I learned that having a cup of coffee in America is a totally different experience in Paris or Lausanne. The coffee tastes totally different and the ritual in Europe is just that, a ritual where people meet each other at the café, which is actually an axis mundi! Wine, cheese, trains and phones are just not the same in the U.S.
Unlike Americans who vacation two weeks out of the year, Europeans take six weeks of vacation, making business a bit difficult during the summer months. But, oh, the fun you have in Sicily or the south of France, when folks are on vacation! I enjoyed people so much more when I traveled with them away from their hometowns and workplaces. “Eat, drink and be merry!” is the slogan of every European on vacation. They really know how to have fun.
Culturally, the French are very different from the Italians or Germans. But Switzerland is made up of all three ethnic groups. In the north, there are the Germans, while the French reside in the southwest and the Italians are in the southeast. Switzerland is a jigsaw puzzle of these three cultures and each region is specific to each group, with street signs being in the particular language. Only the menu remains the same and, as I said, Swiss food, outside of fine restaurants and hotels, and in private homes, is not very tasty. But travel to Italy or Spain and your taste buds simply go wild!
they are rocky rather than sandy, the beaches in Barcelona and Sicily are
to die for. The heat is wonderful. But in other places like the French and
Swiss Rivieras, the water is too cold for my body. Also, I so enjoyed the
mountains of Europe. During the summer, they were green and lush and in
winter, the snow was glistening and beautiful. The only place I was
uncomfortable was in Zermatt, where I performed at the Postlii Hotel. In
those four days, I almost froze to death because they had no heaters in
the rooms. The only consolation I had was the food, which was wonderful.

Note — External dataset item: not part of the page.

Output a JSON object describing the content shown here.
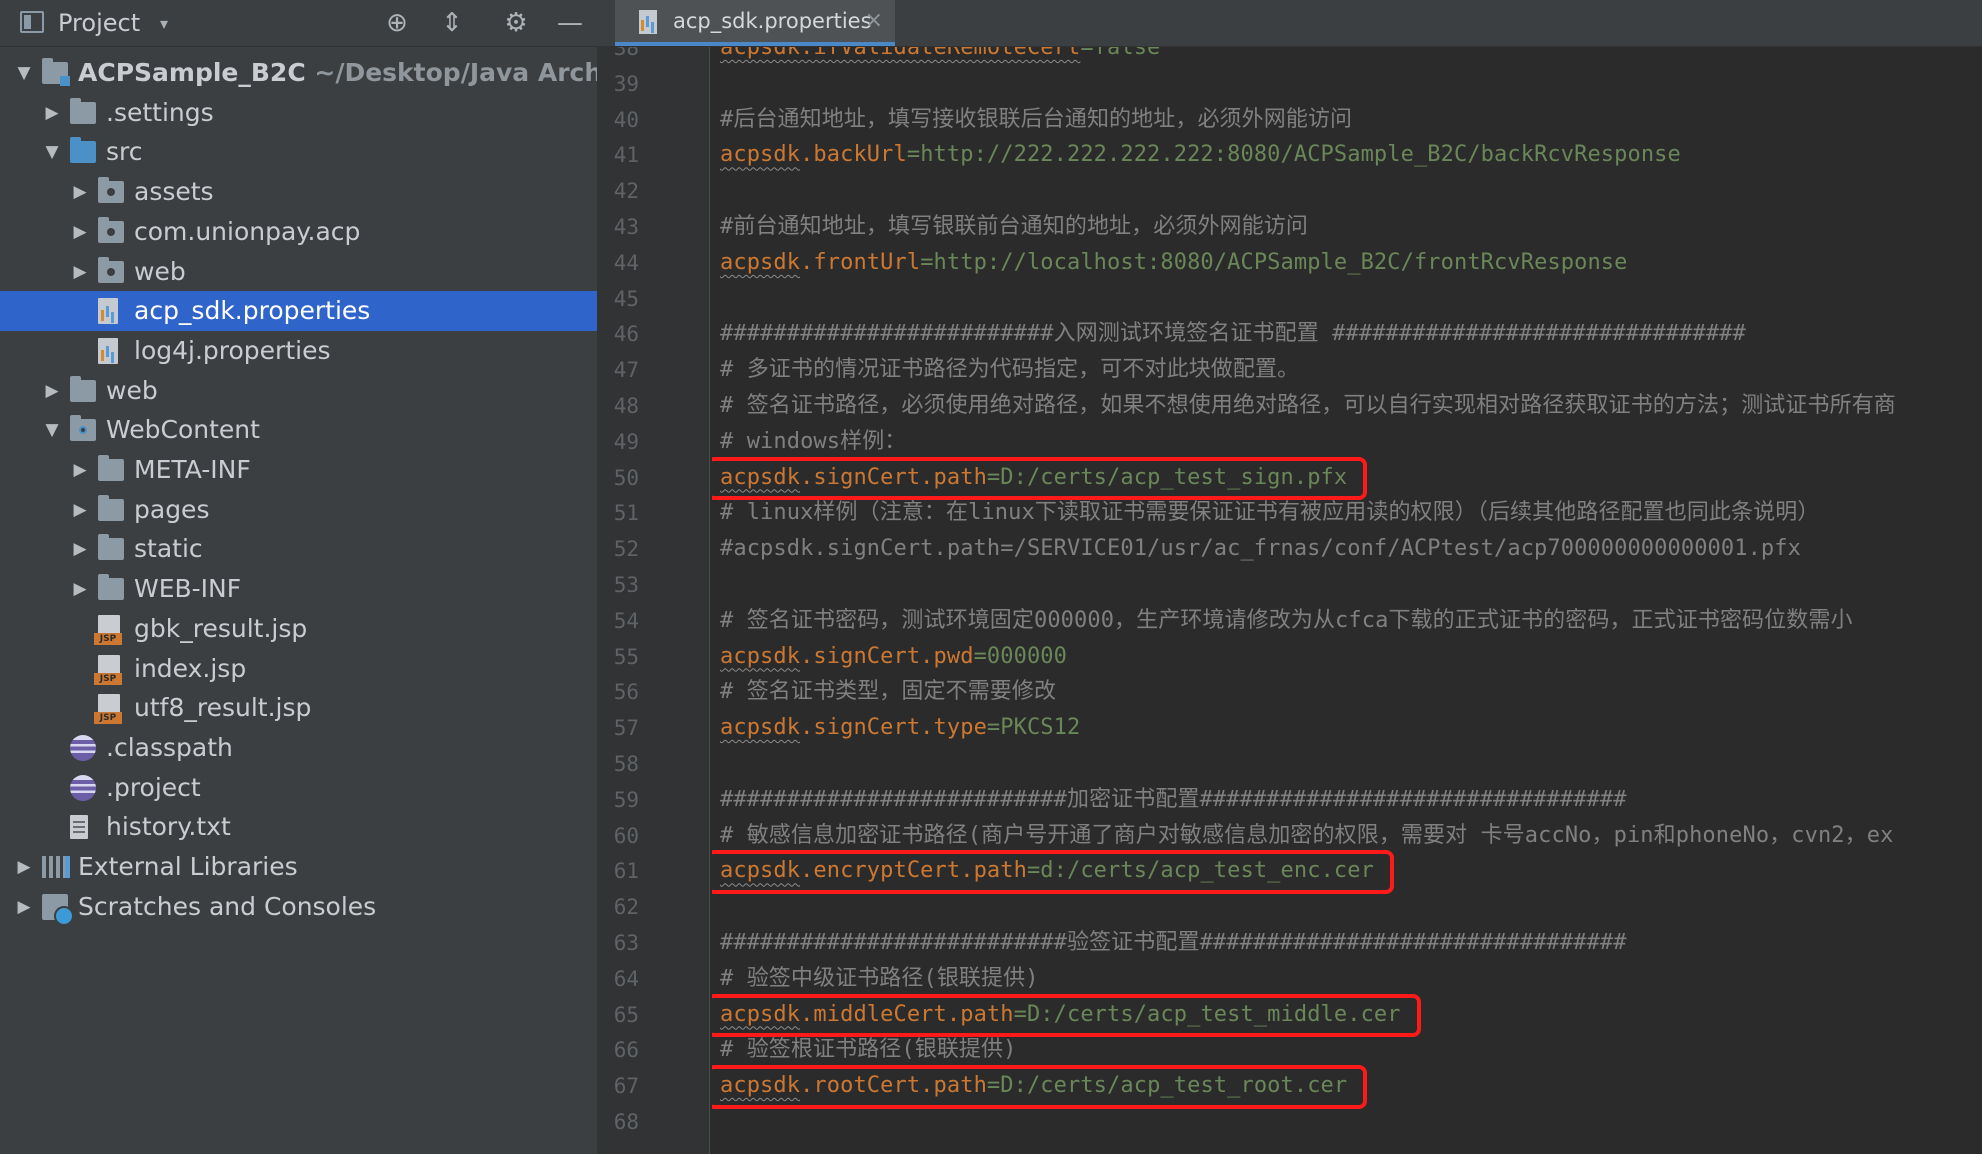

They had a cheeseburger with bacon and mushrooms that would make you hit
your daddy. The owner was from Chicago and he made sure that customers
were satisfied. The hotel had about six or seven different restaurants,
serving everything from hamburgers to pizza to Chinese food. It was an
intriguing place where the well-to-do from around the world came to ski in
winter. (Adelboden) (Weisenstein)
The club where I sang was called the Pink Elephant and there was actually a huge elephant made of paper maché that stood behind the bandstand. The group I played with was from Austria. Jacqueline booked us there. On the last night we played, a client tipped me. I didn’t open the tip until two hours later when I saw the note for SF1000 he’d placed in my hand! That made my freezing episode a little easier to bear. Later, Doug Duffy (center) and his band played there.
Though I came home, in 1996, I returned to tour Italy, Switzerland and Germany, in 1997 and 1998. The most rewarding outcome of my travels in Europe, besides singing in marvelous venues, was six articles of mine that were published in African American Travel (which later became Travel & Style), in Miami, by Glenda McQueen. I’d been home about a year when I met Glenda. I took my photos and journals to her office in Miami and within an hour, she’d made me the INSIDE EUROPE columnist. I wrote on England, Germany, Sicily, Barcelona, Switzerland and Italy. Because of these articles, I was invited to travel as a journalist to Jamaica, Curaçao, Chattanooga, Bermuda and to the Roots Festival in Gambia, West Africa, where I met the country’s President, Alex Haley’s brother and was able to spend time with my in-laws. Although I consider myself to be much more than a tourist, these articles put the cherry on my proverbial traveler’s cake!